EXERCISE →
Would you repeat all the lines below, exactly as they stand?

TASK MATERIAL →
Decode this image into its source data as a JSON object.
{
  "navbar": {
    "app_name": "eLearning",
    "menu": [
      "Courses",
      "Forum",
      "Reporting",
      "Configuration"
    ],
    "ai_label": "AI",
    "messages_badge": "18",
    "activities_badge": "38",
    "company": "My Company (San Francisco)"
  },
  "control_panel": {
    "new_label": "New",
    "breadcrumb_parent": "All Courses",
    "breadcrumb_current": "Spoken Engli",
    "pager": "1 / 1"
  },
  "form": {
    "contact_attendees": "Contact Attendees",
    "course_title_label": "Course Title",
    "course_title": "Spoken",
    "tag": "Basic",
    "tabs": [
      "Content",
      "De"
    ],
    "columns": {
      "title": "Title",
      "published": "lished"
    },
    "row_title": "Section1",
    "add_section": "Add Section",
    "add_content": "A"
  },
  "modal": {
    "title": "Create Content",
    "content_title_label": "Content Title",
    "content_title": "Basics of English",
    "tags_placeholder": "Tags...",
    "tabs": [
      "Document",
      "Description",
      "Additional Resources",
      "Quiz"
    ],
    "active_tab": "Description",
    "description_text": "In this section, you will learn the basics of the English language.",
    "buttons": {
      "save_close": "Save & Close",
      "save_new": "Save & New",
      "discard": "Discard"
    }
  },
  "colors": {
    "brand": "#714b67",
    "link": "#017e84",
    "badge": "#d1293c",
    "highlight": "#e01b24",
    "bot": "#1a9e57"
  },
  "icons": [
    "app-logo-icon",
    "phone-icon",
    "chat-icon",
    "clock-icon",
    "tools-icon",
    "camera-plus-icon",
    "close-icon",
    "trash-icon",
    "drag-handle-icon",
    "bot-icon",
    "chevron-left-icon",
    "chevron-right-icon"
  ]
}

TASK RESULT →
Decode this image into its source data as a JSON object.
{
  "navbar": {
    "app_name": "eLearning",
    "menu": [
      "Courses",
      "Forum",
      "Reporting",
      "Configuration"
    ],
    "ai_label": "AI",
    "messages_badge": "18",
    "activities_badge": "38",
    "company": "My Company (San Francisco)"
  },
  "control_panel": {
    "new_label": "New",
    "breadcrumb_parent": "All Courses",
    "breadcrumb_current": "Spoken Engli",
    "pager": "1 / 1"
  },
  "form": {
    "contact_attendees": "Contact Attendees",
    "course_title_label": "Course Title",
    "course_title": "Spoken",
    "tag": "Basic",
    "tabs": [
      "Content",
      "De"
    ],
    "columns": {
      "title": "Title",
      "published": "lished"
    },
    "row_title": "Section1",
    "add_section": "Add Section",
    "add_content": "A"
  },
  "modal": {
    "title": "Create Content",
    "content_title_label": "Content Title",
    "content_title": "Basics of English",
    "tags_placeholder": "Tags...",
    "tabs": [
      "Document",
      "Description",
      "Additional Resources",
      "Quiz"
    ],
    "active_tab": "Description",
    "description_text": "In this section, you will learn the basics of the English language.",
    "buttons": {
      "save_close": "Save & Close",
      "save_new": "Save & New",
      "discard": "Discard"
    }
  },
  "colors": {
    "brand": "#714b67",
    "link": "#017e84",
    "badge": "#d1293c",
    "highlight": "#e01b24",
    "bot": "#1a9e57"
  },
  "icons": [
    "app-logo-icon",
    "phone-icon",
    "chat-icon",
    "clock-icon",
    "tools-icon",
    "camera-plus-icon",
    "close-icon",
    "trash-icon",
    "drag-handle-icon",
    "bot-icon",
    "chevron-left-icon",
    "chevron-right-icon"
  ]
}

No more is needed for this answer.